By William E.Todd, U.S ambassador to Cambodia
For thousands of years, Cambodia has been a place where people’s lives are deeply connected to the land they cultivate. With more than half of the country’s labor force still employed in the agricultural sector today, the land continues to be the backbone of the Cambodian economy. This week, Sopheap from Phnom Penh wrote to me to express her concerns about this precious resource. She asked, “Villagers from provinces as far as BanteayMeanchey and Pailin have been coming to Phnom Penh to ask our national government to help resolve land disputes. How can we improve our land policy to prevent land disputes and protect citizens from forced evictions?”
In recent weeks, we have seen hundreds of people marching into the capital to protest over land concessions, bringing renewed attention to this long-standing issue. Land is a finite resource, and increased population growth and economic activity put an increasing strain on public lands. A fair and effective land management policy that advances economic development and also protects individual rights is something that individual families and businesses both demand.
Last week, Samdech Prime Minister Hun Sen expressed his own concerns about land concessions and called for greater accountability by local officials in the handling of land disputes. It was also reported that the Prime Minister set up a new high-level inter-ministerial committee to review whether companies are abiding by the rules of the economic land concessions, which is a promising idea. For Cambodian citizens who have been affected by land concessions, the Prime Minister’s call for action has raised hope that positive changes may be within reach, but implementation will be key.
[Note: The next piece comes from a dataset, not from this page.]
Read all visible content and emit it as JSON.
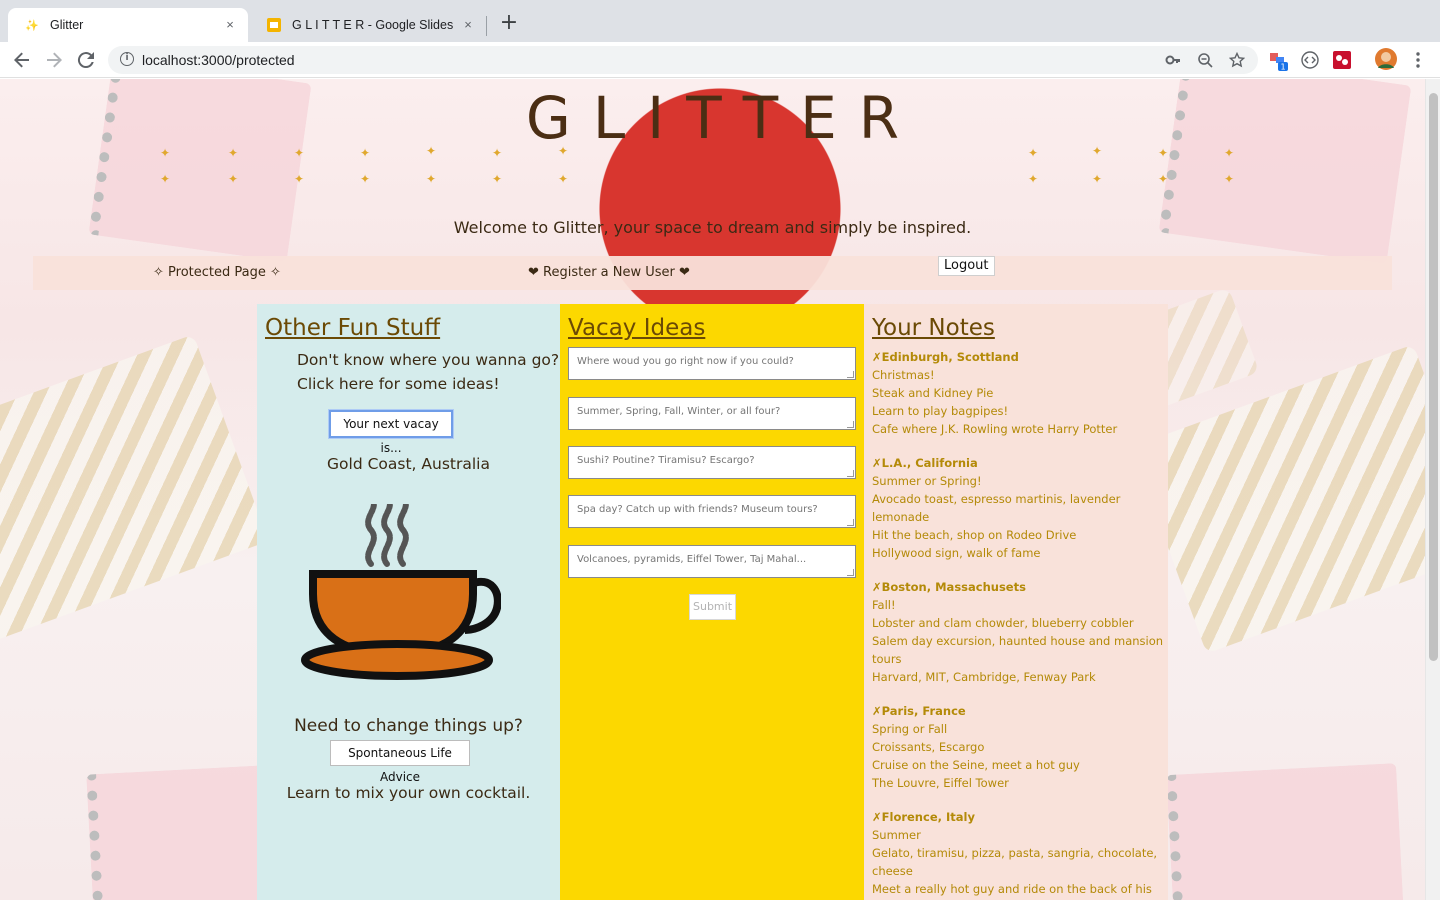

It is not surprising that an issue as complex as land management continues to present challenges. Moratoriums on land concessions have temporarily addressed the problem but are not a permanent solution. According to a report issued this month by the United Nations Office of the High Commissioner for Human Rights, the number of violent forced evictions from disputed rural land has been on a steep rise over the past year. In addition to ripping people from their homes, these forced evictions can lead to environmental degradation through illegal logging and other practices and contributes to public distrust of government.